The question I have heard the most in my 30-plus years of ministry has been how can we (meaning the Church) reach more young people. The second most common question is a statement. However, this statement begs the question to be asked. The statement is we are a small congregation. The question I hear in this statement is, “how do we fill our pews again?” And behind that question is, not always but many times, “how will we survive/thrive again?”
It’s been said, the context of the modern Church has come full circle to mirror the context of the first-century Church. So maybe we should be asking the question, how did the Christian movement of the first-century Church grow to be a force that the Roman empire came to stand up and take notice of? In other words, are there practices that we of the contemporary Church can learn from and implement in our current context?
What the first-century Church learned how to do based on conviction and the belief in their message, the contemporary Church needs to relearn. What stood out in the first-century Church was the transformational power they were able to harness, which led to personal and societal change.

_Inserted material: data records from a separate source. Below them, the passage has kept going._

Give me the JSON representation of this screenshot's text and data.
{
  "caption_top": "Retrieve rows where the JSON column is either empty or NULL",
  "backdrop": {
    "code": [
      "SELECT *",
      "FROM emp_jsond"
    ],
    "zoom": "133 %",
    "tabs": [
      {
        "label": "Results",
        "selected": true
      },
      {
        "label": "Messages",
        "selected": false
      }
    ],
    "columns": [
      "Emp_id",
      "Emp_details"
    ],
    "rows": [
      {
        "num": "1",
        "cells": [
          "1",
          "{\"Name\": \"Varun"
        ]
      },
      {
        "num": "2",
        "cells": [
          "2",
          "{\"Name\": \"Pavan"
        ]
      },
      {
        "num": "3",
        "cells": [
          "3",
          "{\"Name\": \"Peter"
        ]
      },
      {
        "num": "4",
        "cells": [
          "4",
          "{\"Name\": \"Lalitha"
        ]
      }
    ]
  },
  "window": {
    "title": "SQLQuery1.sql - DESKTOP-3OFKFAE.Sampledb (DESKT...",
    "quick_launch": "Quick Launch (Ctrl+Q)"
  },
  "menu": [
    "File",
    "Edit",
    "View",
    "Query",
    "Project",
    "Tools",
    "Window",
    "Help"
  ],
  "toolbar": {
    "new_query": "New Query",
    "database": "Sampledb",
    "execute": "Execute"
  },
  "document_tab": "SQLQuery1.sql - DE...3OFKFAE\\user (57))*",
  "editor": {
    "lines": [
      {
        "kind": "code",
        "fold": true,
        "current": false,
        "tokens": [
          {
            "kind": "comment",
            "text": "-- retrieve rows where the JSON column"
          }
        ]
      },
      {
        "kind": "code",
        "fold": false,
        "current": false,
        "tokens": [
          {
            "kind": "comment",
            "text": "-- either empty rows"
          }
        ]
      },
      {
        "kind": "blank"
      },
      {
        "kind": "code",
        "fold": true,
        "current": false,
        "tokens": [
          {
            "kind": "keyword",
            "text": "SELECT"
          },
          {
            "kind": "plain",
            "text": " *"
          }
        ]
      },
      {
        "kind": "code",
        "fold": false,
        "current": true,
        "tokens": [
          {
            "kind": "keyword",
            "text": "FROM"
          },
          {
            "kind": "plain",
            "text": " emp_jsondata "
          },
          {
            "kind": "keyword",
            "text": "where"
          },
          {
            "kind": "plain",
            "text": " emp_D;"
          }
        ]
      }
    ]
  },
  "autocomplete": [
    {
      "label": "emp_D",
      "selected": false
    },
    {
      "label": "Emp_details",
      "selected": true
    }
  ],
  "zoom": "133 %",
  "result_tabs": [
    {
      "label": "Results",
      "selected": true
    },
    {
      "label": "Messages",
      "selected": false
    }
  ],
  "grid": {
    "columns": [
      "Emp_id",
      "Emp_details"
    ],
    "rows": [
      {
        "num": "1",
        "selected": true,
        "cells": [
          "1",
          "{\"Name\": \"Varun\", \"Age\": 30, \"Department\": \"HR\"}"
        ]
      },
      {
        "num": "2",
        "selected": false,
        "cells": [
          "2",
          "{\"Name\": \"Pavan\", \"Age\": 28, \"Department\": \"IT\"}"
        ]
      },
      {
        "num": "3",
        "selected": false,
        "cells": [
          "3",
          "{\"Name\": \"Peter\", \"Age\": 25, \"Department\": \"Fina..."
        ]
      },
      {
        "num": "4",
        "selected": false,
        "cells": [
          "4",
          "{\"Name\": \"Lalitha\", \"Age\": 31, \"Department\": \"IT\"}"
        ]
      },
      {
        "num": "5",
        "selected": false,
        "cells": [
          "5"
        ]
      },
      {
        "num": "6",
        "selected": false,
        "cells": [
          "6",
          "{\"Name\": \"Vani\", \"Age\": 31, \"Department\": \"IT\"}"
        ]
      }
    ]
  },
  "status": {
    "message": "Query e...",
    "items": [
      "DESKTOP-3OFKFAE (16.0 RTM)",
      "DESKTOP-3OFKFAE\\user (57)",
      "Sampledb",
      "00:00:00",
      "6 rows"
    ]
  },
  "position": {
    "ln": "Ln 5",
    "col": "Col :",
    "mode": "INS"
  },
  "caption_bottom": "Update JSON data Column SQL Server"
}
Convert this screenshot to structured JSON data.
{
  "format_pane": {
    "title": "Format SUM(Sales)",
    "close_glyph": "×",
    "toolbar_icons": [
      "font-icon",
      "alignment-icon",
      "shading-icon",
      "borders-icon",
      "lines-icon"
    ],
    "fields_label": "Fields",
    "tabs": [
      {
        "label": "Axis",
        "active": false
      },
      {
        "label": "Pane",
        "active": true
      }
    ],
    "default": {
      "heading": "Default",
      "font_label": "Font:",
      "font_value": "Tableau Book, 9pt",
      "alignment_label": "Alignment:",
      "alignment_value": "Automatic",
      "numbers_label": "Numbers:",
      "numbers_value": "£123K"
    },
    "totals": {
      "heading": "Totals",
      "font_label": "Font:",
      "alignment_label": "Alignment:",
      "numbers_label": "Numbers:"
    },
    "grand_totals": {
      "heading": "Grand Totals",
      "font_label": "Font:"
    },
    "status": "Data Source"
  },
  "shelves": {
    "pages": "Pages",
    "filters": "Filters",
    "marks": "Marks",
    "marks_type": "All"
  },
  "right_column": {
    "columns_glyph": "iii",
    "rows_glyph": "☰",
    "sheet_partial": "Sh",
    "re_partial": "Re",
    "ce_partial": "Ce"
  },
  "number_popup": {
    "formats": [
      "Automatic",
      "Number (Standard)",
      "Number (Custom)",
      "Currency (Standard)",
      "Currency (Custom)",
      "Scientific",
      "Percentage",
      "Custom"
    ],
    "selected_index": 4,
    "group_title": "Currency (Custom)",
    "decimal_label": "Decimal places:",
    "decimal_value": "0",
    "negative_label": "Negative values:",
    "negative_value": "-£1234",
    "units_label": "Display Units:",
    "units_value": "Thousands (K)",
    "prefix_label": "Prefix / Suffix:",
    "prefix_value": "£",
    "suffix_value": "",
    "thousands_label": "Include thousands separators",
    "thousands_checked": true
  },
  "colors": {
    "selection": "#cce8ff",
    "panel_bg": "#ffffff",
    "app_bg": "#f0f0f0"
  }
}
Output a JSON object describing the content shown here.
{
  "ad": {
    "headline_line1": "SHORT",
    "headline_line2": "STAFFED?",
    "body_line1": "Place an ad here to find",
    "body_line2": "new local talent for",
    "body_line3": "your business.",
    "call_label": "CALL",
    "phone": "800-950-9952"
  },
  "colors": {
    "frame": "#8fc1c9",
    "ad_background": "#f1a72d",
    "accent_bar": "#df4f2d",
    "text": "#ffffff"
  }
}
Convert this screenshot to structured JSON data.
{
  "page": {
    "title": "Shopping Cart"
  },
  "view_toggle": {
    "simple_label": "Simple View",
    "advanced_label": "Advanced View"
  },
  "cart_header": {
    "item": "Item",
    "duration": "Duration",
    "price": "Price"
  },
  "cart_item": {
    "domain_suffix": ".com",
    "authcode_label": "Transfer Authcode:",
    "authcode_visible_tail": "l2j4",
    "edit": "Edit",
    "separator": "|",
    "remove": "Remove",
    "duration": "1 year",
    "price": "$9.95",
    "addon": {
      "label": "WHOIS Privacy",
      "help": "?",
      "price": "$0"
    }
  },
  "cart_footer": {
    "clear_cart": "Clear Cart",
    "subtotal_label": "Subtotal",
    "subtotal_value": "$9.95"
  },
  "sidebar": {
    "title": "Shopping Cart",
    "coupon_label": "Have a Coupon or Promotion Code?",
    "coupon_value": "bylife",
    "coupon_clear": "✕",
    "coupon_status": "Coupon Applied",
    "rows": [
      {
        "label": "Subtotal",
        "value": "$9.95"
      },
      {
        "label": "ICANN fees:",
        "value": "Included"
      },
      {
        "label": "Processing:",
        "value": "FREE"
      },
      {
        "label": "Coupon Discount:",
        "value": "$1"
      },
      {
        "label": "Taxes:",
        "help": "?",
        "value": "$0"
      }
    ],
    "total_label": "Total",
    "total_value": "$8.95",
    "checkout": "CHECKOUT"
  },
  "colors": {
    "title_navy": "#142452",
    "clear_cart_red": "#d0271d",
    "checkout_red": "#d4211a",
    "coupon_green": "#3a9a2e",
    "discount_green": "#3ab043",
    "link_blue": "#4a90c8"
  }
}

This edition’s quote by Albert Einstein says, “We cannot solve our problems with the same thinking we used when we created them.” This quote addresses the questions I spoke of earlier in this article. Meaning we must look outside ourselves to find the solution we seek. I am concluding that the new thinking for the Church may be able to be found in the model used in Community Organizing.
What I believe would happen if the Church began to take the principles and practices of the organizer seriously are too numerous to mention here. So instead, allow me to offer you the work of organizing that I believe would benefit the Church, the Churches’ Community, and subsequent ripples into the world for the cause of Christ.
- Learning how to focus on the person and not the program – Taking time to have individual meetings. Learning about them and their passion.
- Conducting Relational Analysis – The ability to understand which leaders have followings and influence and how they relate to one another.
- Teaching and Training – How to initiate and create meaningful public relationships with existing and potential congregational members.
- Acting and Evaluating – Learning how to act in unison, the church learning to become more than the sum of its parts.
With these basic skills, I think the Church can learn how to think differently and thereby be different in the world while advancing the Kindom to all.
If you are interested in learning more about community-based organizing for your Church, don’t hesitate to contact the ABCCONN office. I would love to have further conversations with you and connect you with leaders in ABCCONN who are already using this new thinking in their congregations to initiate Transformation.